He was also at the helm of the section on Litteraturens steder from Litteraturens Huse (dunno; adult education resource? most now locked).
As well as all this we have Stedssans (2010; eReolen | review | another; won the Georg Brandes prize), made up of 19 essays on three themes in five sections (too complex, Dan!) concluding with Ti teser om stedet, the whole thing based round a critique of Heidegger’s Bauen Wohnen Denken:
There’s a bibliography (aka Litteratur) but no index. It’s all a bit elitær again, with some travel writing but largely based around litcrit rather than an approach friendly to your average Guardian reading flâneuse. Here’s
a gallop through the chapters from the outlines at the start of each (plus I’m going to give it another go shortly) an overview from my second shot, where I didn’t give up until page 112.
We start with a section entitled Pausen (a stop, or maybe rest), mainly concerning det gode sted.

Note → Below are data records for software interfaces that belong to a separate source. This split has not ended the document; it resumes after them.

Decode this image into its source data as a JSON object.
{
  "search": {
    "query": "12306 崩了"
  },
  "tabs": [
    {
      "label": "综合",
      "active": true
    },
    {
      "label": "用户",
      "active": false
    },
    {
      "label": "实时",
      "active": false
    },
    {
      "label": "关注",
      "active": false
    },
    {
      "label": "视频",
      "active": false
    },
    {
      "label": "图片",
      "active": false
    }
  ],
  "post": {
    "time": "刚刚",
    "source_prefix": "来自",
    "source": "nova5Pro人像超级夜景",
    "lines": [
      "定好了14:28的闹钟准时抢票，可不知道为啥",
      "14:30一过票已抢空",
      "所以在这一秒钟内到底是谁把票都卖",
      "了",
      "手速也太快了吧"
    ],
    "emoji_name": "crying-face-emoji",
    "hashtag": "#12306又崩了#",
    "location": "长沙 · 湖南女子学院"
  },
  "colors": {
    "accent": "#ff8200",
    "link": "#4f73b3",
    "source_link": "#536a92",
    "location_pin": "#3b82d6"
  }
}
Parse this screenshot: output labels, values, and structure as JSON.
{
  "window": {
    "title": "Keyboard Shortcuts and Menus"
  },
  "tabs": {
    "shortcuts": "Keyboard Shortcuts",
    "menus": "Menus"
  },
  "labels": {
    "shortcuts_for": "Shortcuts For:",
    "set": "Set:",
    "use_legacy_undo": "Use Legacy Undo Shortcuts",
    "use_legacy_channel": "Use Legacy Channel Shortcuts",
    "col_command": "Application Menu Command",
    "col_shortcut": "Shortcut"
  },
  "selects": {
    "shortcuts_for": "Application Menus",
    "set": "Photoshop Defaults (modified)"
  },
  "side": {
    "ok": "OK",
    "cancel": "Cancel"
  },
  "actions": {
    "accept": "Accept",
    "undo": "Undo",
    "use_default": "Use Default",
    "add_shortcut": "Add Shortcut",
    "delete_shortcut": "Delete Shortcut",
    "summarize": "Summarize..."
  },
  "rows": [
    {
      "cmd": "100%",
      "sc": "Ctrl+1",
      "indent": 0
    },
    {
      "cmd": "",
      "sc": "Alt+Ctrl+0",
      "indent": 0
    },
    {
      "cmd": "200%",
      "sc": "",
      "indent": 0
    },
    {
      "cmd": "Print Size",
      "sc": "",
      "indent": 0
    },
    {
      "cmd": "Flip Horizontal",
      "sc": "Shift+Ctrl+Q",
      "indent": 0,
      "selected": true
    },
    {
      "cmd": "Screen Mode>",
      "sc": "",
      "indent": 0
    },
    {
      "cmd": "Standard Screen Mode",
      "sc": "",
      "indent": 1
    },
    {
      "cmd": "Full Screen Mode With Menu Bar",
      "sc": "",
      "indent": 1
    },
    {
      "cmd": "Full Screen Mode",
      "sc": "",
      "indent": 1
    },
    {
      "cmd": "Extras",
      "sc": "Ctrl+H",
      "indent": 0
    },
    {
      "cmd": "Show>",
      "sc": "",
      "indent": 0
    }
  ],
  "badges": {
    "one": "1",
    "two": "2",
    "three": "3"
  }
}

Four chapters:
- Paradisisk begyndelse – concepts of forundring and resonans as seen through a journey to Brasil (palmeøen), Audrey Hepburn in Roman Holiday and VS Naipaul’s An enigma of arrival; see Stephen Greenblatt’s essay on wonder and resonance (and New Historicism)
- Heideggers hytte – discussion of Bauen Wohnen Denken plus Paul Celan’s poem Todtnauberg, which some interpret as Celan’s wish for Heidegger to apologise for his behavior during the Nazi era (the eponymous hut/chalet is in the Black Forest and is where Heidegger wrote much of Sein und Zeit; Celan visited on 25 July 1967 and the two went for walks in the woods, with Celan writing the poem a week later in Frankfurt); the chapter also discusses inter alia Lefebvre and Edward S Casey…
- Maigrets ekstaster – place in crime fiction; skipped
- Efterretninger fra Greeneland – ie Graham of that ilk, focusing on the exotic and exile; skipped
On to Kloden (the globe), three chapters concerning the historic foranderlighed of place in the face of globalisation, which has moved place from the vertical axis where it is relatively selvhvilende and connected with jorden and history to a horizontal axis where place is a knudepunkt for global kredsløb:
- Transit, tourist – airports as ikkesteder (Marc Augé’s non-places), namehopping at pace with not more than a couple of paras per reference, touching on inter alia JG Ballard and Alain de Botton; offered up Night mail – not Auden’s but a collection of eight essays by Jens Christian Grøndahl from 1998 on Europe in the 1990s, split between globalisation and nationalism; see also Hjemme i Europa (2015); known as a difficult writer; I’m pretty sure I started one of his novels back in the day…
- Globalt talt – Foucault, Calvino…a ‘global perception of place’; more of the same, skipped
- Fra en stol i Minas Gerais – more Brazil, seen from inside and outside via a reading of Henrik Stangerup and Joao Guimaraes Rosa (eller omvendt); ditto
- Byens fortælling, byens puls – the big city: Salvador, Brasil
- Byvandringer – NB, but still litcrit
- At holde et landskab gående – Morten Søndergaard and AN Other
- Palimpsest – pot pourri
- Rejsebrev – provinsbyen
- Rejsens Sted – Thomas Boberg
- Stedets Vidne – Carsten Jensen (closest DK gets to old school travel lit), and others
Kortet (the map):
- Kort over Boipeba – palm island, again
- Litterær kartografi – Michael Chabon + the usual suspects
- Korttegnere – novel by Per Olov Enquist
- Landmålere – Lykke-Per and others
Finally, Ti teser om stedet, see image above.